These last few months I’ve been suffering from aches and stiffness in my back and neck. No mystery as to why: although I probably spend far less time at a keyboard than I used to when I was working full time, these days instead of sitting in my nice adjustable chair with everything set up along ergonomic principles by the Safety Elves, I’ve been working at my (gasp!) laptop on a (shudder!) kitchen chair, in whatever room happens to be warmest at the time and that turns out to be the recipe for pain and suffering. Unfortunately, although I do actually have a desk and could get a chair and a separate screen and keyboard for my laptop and I could occasionally listen to my mother and sit up straight instead of hanging on the small muscles of my back, the fact is, I know I’m not going to do any of those things because the desk is currently in the coldest room of the house. Whatever I might do in the summer (and when the summer comes, could you let me know? I’ll be under the duvet with a hot water bottle and may not notice), come the winter I’ll be working in the kitchen anyway and there’s no room in there for half an office.

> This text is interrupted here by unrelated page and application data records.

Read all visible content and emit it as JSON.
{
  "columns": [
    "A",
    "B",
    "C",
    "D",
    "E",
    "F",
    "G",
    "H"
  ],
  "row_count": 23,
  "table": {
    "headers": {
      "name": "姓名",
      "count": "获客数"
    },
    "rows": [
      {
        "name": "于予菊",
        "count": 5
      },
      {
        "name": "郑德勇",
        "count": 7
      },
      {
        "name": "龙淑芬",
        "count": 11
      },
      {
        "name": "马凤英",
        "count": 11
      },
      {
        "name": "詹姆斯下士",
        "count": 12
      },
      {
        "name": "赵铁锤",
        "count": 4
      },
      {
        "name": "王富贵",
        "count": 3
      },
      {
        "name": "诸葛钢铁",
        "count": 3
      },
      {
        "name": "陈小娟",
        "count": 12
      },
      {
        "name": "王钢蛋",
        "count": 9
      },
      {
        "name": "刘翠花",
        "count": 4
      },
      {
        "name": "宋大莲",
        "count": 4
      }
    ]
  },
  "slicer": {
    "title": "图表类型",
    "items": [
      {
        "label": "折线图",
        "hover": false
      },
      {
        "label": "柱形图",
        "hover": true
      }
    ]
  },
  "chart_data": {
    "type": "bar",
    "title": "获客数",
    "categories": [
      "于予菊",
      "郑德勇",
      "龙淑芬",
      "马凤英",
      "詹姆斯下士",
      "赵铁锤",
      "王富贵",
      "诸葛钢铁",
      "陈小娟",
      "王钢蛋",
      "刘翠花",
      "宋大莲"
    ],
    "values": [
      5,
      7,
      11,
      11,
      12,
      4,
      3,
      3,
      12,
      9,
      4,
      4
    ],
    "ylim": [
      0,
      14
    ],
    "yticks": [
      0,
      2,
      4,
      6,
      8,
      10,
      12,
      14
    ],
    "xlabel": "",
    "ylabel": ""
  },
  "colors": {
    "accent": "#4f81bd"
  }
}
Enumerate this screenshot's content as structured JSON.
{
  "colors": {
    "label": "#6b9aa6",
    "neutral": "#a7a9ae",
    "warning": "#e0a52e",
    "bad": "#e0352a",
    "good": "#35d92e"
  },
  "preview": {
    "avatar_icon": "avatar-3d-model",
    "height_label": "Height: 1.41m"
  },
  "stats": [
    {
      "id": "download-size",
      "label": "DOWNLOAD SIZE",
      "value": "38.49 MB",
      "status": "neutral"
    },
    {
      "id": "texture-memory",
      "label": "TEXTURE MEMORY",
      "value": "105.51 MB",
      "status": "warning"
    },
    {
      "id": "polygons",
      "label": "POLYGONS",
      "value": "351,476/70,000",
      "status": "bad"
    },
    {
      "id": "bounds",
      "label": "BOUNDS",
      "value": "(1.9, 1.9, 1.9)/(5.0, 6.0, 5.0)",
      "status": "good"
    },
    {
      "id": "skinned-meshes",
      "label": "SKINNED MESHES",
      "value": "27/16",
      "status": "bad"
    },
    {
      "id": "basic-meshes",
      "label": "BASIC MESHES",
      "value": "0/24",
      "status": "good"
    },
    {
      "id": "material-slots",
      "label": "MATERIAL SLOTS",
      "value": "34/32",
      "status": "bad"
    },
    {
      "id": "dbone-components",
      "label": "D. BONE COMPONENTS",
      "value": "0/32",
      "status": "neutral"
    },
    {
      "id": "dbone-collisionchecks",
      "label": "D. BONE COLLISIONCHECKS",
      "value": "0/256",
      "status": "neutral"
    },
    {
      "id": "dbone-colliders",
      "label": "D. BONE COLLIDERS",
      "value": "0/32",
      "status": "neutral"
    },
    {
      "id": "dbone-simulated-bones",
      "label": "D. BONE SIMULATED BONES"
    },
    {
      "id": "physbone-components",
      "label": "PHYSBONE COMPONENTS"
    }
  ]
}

So an alternative was needed. I tried standing at my computer, which a lot of people swear by but I found it a bit hard on the feet and also surprisingly difficult to concentrate – my brain is conditioned to only working while I’m sitting down, it seems, which may explain a lot. I’m looking into finding an Alexander Technique teacher, but that’s a long term proposition, and my neck and back were getting worse, to the point where only a night on Babymother’s futon brought any relief, a somewhat impractical proposition given that she lives about 400 miles away.
Fortunately, my physiotherapist, who doubles as my mother, had a more practical suggestion. For the last three weeks or so I’ve been working at my computer sitting cross-legged on the floor, with the laptop at eye level on the coffee table. It’s not perfect – the keyboard is too high – but it’s better than the old arrangement. Sitting on the floor makes me sit up straight and it’s also less tempting to spend hour after hour in front of the keyboard than it is in a chair, which may, thinking about it, be how it works.
There is one tiny flaw in the ointment. My mother assured me that after a while my knees and hips would get used to the position and that I would soon be able to spring up from the floor instead of having to straighten myself s-l-o-w-l-y a-n-d c-a-r-e-f-u-l-l-y all the time fully expecting some important part, like a leg, to fall off if I move too fast. So far, there’s no sign of this and I’m beginning to think that sitting cross-legged on the floor is one of those new tricks that my 42-year-old knees aren’t going to learn too quickly. So far, the stiffness wears off reasonably quickly although I have had a few comedy moments from trying to walk on legs that have gone to sleep. And on the whole the back thing was more worrying than the leg thing and no bits have actually fallen off to date. So I’m going to persevere with this for a little while. But I would ask you that if you’re in a position to phone me, you give me plenty of time to get to the damn thing to answer it…
Oh, and if you’ve got Safety Elves in your place of work, be nice to them and actually listen to their advice. Because it turns out they do know what they’re talking about after all.